The sources said that the Al-Sada tribe (the al-Mihdhar clan), which fought in battles against the Shabwani elite forces and the Arab coalition forces in July of last year at the behest of Houthi forces, began organising armed protest activities in front of the coalition camp in Al-Alam in coordination with the Muslim Brotherhood and the local authority in Shabwa, in an indication of the close nature of the Houthi-Brotherhood relationship, which has remarkably emerged in broad daylight in liberated provinces dominated by the Qatari current in the legitimate government, such as Taiz, Shabwa and al-Mahra.
Qatar and Turkey are showing increased interest in the oil and gas-rich Yemeni province of Shabwa overlooking the Red Sea, which observers say will be Ankara’s crossing point into the Yemeni file, given the remarkable Turkish intelligence activity in the governorate under the guise of actions by so-called “humanitarian organisations” in addition to Muslim Brotherhood militia recruitment and training camps funded by Qatar and led by resigned Yemeni Transport Minister Saleh al-Jabwani and a number of military officers loyal to Doha.
Political sources linked the increase in Qatari activity in Yemen to growing indications that the new Yemeni government will soon be announced in accordance with the Riyadh Agreement signed between the Yemeni government and the Southern Transitional Council (STC), which is strongly opposed by the Qatari current in the legitimacy camp and the Muslim Brotherhood, for fear it will limit Qatar’s growing influence in the liberated areas.

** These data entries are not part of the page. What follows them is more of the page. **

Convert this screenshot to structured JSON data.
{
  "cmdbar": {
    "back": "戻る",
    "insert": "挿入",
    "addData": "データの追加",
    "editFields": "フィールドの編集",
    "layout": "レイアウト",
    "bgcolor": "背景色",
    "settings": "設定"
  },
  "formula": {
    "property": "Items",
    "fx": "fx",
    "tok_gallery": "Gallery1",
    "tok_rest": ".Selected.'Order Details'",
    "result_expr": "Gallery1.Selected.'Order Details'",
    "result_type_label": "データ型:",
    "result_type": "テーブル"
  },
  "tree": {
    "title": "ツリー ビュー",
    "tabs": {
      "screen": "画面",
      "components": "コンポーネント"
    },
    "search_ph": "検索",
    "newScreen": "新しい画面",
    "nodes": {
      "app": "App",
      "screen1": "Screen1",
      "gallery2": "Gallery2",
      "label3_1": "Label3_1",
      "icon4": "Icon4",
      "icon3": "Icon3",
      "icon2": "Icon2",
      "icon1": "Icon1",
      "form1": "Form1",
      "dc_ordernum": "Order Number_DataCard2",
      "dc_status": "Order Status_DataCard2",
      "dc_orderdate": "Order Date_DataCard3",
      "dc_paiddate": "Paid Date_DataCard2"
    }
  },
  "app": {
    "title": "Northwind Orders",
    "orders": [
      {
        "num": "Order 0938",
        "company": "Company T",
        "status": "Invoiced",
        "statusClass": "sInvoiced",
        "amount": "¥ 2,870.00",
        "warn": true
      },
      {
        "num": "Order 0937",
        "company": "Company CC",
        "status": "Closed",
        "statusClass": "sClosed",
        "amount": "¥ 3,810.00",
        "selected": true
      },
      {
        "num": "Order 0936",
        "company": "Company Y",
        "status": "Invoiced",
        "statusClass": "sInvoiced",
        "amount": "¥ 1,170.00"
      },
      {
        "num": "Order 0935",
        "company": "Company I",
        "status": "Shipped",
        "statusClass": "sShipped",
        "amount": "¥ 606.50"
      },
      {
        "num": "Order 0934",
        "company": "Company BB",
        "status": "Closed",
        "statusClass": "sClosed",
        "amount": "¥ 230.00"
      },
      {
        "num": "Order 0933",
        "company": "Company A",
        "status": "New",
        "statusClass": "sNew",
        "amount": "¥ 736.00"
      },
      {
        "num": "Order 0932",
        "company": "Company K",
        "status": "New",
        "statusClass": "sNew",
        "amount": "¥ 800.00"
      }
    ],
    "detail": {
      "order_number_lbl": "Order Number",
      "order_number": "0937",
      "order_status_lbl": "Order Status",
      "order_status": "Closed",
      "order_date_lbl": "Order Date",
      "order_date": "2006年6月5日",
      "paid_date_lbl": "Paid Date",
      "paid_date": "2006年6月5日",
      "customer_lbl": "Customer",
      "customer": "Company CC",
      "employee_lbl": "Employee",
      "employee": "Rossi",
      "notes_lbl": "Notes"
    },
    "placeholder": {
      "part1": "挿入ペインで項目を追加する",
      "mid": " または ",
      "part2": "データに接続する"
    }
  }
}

Military action is escalating between the Yemeni government and the Houthis amid efforts to push parties to take the political path by implementing the Riyadh Agreement and efforts to forge for the broadest possible consensus on UN envoy to Yemen Martin Griffiths’s plan (the joint declaration), before it is submitted for a vote in the UN Security Council.
Griffiths is visiting Riyadh to present the latest revised version of his plan for a comprehensive ceasefire in Yemen and the accompanying political, economic and humanitarian arrangements, at the start of a new regional tour that may include Sana’a and Muscat.
Arab Weekly sources expressed significant doubts that Griffiths’ plan will be approved by any parties to the Yemeni conflict, given the stumbling occurring on implementing the Riyadh Agreement and lack of progress in implementing the Stockholm Agreement, including the less complex files such as economic arrangements, prisoner exchange and even the ceasefire in Hodeidah that completely crumbled recently due to renewed confrontations between the joint resistance forces and the Houthi militia south of Hodeidah.